Assignment ▸ Search the data for the string "prefix", and report each line where it is found.

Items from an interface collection
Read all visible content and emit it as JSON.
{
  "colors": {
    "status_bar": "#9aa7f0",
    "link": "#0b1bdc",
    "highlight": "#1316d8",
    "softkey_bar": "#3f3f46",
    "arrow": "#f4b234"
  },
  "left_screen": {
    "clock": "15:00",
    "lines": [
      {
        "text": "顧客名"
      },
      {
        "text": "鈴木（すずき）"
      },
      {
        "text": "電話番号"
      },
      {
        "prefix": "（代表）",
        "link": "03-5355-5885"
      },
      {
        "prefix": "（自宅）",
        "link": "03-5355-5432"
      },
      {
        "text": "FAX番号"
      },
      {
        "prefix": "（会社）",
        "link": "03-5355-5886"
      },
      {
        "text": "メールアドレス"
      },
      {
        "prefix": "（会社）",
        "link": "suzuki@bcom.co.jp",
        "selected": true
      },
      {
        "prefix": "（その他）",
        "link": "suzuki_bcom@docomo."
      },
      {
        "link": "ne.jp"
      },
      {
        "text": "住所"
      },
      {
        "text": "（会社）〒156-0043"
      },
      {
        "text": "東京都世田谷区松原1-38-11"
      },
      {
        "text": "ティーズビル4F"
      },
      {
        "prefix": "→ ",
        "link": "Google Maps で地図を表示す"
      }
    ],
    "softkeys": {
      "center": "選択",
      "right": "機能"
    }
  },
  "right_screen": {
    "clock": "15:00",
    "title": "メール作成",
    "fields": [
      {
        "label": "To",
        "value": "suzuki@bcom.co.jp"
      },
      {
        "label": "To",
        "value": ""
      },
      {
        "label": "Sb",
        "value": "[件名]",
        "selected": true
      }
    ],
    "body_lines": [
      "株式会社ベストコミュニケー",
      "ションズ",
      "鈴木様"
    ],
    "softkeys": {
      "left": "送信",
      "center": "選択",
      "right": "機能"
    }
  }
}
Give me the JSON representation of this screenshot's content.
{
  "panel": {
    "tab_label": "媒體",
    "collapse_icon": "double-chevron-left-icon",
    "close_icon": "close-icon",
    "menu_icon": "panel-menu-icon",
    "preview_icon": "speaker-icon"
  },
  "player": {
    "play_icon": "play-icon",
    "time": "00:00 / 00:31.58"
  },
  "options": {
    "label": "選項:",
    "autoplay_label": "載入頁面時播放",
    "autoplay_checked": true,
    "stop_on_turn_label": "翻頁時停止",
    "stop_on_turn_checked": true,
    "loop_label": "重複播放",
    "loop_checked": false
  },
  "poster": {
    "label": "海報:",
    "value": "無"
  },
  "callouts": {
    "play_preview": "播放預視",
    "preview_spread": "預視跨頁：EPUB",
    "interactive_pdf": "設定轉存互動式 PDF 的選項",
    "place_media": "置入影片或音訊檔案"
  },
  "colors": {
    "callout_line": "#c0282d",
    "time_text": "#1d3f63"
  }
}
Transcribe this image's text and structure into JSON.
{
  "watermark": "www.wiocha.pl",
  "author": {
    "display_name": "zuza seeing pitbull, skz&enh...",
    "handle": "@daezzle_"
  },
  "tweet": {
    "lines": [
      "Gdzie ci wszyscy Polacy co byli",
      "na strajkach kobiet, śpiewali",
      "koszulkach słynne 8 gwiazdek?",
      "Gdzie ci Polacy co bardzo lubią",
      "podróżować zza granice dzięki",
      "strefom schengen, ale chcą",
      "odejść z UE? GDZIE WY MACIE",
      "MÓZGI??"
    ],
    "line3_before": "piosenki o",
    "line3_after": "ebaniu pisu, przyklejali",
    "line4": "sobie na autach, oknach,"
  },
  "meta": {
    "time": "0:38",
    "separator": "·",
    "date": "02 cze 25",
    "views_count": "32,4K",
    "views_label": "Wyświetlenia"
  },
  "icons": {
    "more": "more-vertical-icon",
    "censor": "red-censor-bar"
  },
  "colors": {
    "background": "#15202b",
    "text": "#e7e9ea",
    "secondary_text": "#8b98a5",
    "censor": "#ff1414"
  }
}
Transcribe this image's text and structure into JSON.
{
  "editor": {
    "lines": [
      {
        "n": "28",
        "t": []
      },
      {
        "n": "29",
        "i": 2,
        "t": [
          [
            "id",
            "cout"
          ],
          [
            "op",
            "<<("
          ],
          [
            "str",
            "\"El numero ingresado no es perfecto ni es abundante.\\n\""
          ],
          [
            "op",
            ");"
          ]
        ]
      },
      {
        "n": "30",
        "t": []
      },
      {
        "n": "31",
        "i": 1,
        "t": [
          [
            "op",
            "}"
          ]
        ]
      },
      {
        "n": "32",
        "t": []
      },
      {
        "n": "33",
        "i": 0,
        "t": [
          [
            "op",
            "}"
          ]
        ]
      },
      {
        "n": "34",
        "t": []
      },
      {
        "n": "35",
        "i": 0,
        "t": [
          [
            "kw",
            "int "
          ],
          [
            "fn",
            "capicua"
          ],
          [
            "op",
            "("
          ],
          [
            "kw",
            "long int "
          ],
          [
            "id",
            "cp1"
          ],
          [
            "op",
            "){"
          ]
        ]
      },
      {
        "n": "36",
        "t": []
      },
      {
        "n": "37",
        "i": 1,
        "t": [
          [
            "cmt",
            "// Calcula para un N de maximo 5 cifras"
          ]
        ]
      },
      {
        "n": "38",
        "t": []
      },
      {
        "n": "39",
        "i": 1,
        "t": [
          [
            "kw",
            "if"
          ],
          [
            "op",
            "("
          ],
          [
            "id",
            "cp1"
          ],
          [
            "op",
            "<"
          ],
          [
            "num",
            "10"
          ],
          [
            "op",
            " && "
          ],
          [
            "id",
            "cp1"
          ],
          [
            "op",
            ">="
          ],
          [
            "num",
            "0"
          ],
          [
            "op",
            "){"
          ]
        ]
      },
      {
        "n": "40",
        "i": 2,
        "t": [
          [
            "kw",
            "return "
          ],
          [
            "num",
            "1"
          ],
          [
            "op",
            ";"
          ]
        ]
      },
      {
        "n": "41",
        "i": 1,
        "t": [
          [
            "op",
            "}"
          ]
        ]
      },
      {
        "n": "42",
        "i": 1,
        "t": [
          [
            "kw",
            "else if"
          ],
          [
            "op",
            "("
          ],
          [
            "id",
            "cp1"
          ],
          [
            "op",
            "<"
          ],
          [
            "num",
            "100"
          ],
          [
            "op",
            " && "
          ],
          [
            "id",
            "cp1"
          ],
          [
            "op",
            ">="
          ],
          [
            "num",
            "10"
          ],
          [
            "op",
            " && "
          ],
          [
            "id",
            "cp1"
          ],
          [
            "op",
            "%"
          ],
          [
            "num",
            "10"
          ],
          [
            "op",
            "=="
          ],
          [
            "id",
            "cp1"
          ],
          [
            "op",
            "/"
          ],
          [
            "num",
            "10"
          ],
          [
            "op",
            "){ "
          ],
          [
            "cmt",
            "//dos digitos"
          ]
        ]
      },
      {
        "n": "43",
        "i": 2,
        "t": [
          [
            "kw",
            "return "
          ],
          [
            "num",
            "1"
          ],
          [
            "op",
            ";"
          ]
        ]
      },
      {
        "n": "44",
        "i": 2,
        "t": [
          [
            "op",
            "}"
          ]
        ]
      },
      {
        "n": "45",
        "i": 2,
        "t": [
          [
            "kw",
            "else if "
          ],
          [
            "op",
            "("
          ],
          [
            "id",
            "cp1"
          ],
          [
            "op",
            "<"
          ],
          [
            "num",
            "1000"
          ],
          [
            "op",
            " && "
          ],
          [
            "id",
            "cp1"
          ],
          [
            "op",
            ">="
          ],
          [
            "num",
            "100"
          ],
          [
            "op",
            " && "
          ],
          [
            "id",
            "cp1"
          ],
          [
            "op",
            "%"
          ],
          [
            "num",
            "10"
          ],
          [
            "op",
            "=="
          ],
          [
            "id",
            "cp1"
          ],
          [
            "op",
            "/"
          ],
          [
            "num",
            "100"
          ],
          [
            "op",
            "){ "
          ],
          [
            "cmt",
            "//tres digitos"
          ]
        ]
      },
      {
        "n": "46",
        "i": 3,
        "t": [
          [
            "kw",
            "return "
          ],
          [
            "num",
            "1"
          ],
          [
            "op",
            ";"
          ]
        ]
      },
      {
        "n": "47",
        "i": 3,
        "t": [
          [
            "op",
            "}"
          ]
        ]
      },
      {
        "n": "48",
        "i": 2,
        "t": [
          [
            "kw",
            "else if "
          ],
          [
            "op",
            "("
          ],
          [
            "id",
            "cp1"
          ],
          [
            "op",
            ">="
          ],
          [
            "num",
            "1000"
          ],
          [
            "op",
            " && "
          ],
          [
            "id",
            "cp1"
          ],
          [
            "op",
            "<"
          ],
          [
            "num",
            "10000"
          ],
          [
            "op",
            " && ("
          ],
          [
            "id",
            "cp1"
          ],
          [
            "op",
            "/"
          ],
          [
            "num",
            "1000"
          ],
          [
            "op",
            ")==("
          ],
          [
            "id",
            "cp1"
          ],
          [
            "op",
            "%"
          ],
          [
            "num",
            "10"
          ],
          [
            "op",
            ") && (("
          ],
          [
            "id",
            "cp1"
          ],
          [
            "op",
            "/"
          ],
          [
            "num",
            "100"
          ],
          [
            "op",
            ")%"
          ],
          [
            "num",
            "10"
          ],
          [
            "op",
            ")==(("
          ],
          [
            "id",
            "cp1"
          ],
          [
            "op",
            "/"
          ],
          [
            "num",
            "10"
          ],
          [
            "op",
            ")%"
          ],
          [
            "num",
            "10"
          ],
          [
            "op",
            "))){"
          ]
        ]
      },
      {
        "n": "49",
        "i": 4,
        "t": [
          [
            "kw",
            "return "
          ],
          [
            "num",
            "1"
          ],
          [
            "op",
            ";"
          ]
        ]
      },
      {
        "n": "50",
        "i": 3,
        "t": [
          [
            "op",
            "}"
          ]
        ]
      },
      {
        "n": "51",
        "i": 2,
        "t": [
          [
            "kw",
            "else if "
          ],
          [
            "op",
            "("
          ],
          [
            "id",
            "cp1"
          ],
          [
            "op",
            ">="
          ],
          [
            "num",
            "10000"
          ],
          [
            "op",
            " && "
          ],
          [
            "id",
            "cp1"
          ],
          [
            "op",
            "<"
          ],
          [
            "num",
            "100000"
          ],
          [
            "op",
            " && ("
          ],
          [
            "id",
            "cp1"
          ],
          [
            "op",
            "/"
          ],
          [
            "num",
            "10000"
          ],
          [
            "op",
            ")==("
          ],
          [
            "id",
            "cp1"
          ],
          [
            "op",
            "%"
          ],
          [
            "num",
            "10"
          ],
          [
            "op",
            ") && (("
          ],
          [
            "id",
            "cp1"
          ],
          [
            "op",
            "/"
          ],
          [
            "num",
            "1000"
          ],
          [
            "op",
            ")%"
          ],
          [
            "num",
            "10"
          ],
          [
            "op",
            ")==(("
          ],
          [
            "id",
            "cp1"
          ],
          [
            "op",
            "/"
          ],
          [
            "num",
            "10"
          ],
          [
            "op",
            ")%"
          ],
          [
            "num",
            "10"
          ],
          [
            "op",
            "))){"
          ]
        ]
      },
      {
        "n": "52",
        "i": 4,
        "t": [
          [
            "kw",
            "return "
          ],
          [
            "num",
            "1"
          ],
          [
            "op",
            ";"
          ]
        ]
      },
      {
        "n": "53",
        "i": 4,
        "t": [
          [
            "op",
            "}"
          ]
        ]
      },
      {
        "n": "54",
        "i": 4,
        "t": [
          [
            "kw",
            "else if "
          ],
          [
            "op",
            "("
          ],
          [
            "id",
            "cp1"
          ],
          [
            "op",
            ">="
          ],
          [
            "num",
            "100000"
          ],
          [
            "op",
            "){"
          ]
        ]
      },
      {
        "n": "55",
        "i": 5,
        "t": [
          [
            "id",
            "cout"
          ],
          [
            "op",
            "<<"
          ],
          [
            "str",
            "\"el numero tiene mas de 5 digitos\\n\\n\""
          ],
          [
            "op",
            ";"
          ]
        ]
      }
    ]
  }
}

Task answer ▸
        "prefix": "（代表）",
        "prefix": "（自宅）",
        "prefix": "（会社）",
        "prefix": "（会社）",
        "prefix": "（その他）",
        "prefix": "→ ",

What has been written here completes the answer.